Tuesday, May 20, 2014

Year-End Reflections - English 8 at OHS

I asked the students in my 8th grade English class to reflect on their journey this school year and publish on their blogs as a culminating post.  A strong advocate for leading by example, I figured that I too would complete this final assignment.  

Students never cease to impress me, and their reflections did the same.  I’ve collected bits and pieces of their responses in order to reinforce the high points for me this year as well. 

“It was fun to feel like I was a real author.” - Nikki

This was more than a ploy to make students hate English class less.  Rather, it is truly my mission to help students see the connections between what they are learning in the classroom and the application of that knowledge, skill or expertise in the world around them.  I truly believe that each and every student can be and is an author.  Nikki is just one of many of this year’s class who actually proved it.  

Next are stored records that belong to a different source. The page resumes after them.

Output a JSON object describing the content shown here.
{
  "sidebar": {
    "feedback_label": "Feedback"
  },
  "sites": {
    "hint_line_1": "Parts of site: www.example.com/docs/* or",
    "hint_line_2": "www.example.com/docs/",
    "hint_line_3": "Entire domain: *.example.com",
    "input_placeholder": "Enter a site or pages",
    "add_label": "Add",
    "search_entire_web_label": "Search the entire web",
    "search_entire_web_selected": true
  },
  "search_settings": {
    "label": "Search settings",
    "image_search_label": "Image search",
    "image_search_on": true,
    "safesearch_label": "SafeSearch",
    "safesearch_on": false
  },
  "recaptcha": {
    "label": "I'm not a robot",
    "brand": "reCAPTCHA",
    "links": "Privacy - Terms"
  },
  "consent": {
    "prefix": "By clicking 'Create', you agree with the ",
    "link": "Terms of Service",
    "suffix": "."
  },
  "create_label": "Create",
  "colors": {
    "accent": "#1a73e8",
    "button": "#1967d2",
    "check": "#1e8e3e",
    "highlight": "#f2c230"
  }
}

This year’s eighth grade students were published in the Holt County Independent, Norfolk Daily News, and on Apple’s iBooks Store.  They spread their written messages on air on the radio, on blogs and social media, through email, and on bulletin boards and billboards.  They spoke their mind and expressed their insights to the School Board, to students outside of their grade level, and in letters to loved ones. They communicated through writing with their peers, within online writing forums with strangers, and with people in positions of power.  They wrote competitively - speech contests, poetry contests, essay contests, and more.  And they ARE AUTHORS!

“There is a lot more to writing than words on a page. You have to feel the words and put emotion in them so that the readers connect.” - Shayne

That personal connection to your writing with infused emotion holds true in the relationships within the classroom as well.  When I asked the students to list their three favorite things we did this school year, many expressed appreciation for the very first day of class.  This was a day devoted entirely to improv games, ice-breakers, and relationship building.  The fact that they remember that experience from over 9 months of language arts lessons, mixed among countless repetition of parts of speech and sentence fluency tips, shows the power of emotion in learning.  Connecting.  It’s what happens when an author composes words that reach a reader.  It’s also what happens in a successful classroom of middle school learners.  

“With Mrs. Morrow she can get really excited sometimes, so keep her under control. Mrs. Troester, on the other hand, can get very serious, so take everything seriously. And make sure to get everything done on time to keep them happy.” - Montana

This advice from Montana clearly illustrates the power of joy.  And yet the importance of staying focused.  And all the while, it sometimes is nothing more than being responsible and following through that can leave the biggest impact.

“My favorite thing that we did was the “Choose Your Own Adventure” stories mostly because they finally left us alone and just let us work instead of having to worry about constant deadlines and requirements.” - Nathaniel

I value constructive criticism immensely. We teach our students to do it in the peer review process and we need to model it as well.  It pains me to realize that we stifle our students’ learning with deadlines and requirements.  Nathaniel’s bravery to admit it, along with his exceptional creative aptitude when he did connect with an assignment is a reminder to me as an educator to build in more of these experiences every year. 

“An iBook is way cooler than just a normal book.” - Justin

WAY cooler! And requires more thinking, more creating, and therefore more learning.  iBooks Author is my current gourmet meal of teaching English(yes kids, that is a metaphor).   We authored collaboratively, published a collection of essays on patriotism, and were able to raise money for a great cause.  We authored nonfiction books to teach others great science and social studies content that we have learned.  We created widgets, intro videos, narrator characters, screencasts and animations to enhance our writing.  All the while we practiced digital citizenship by using creative commons & OER, applying attribution, and promoting via social media. We learned together, my students and I.  We fought through publishing challenges and debugged faulty media elements.  I can’t imagine teaching any kind of writing class in the future without iBooks Author, iBooks, and the iBooks Store as key ingredients.  

“Writing this year taught me that you can achieve anything or you can release yourself from everyone and everything.” - Trevor

Talk about reaching both ends of the spectrum!  Pushing beyond our limits or letting go of it all.  I think about all the talent in Room 220 each and every 2nd and 4th period this year.  Then I think about all that I have yet to learn about each and every one of these amazing students.  There is more to be written, for sure.  I hope that I get to continue to read it!

“English can be a little fun.” - Eddie

Or a lot fun.  Either way, thanks for the great times, OHS Class of 2018.  The world can expect many more great things to come from you!

~Mrs. Morrow

No comments: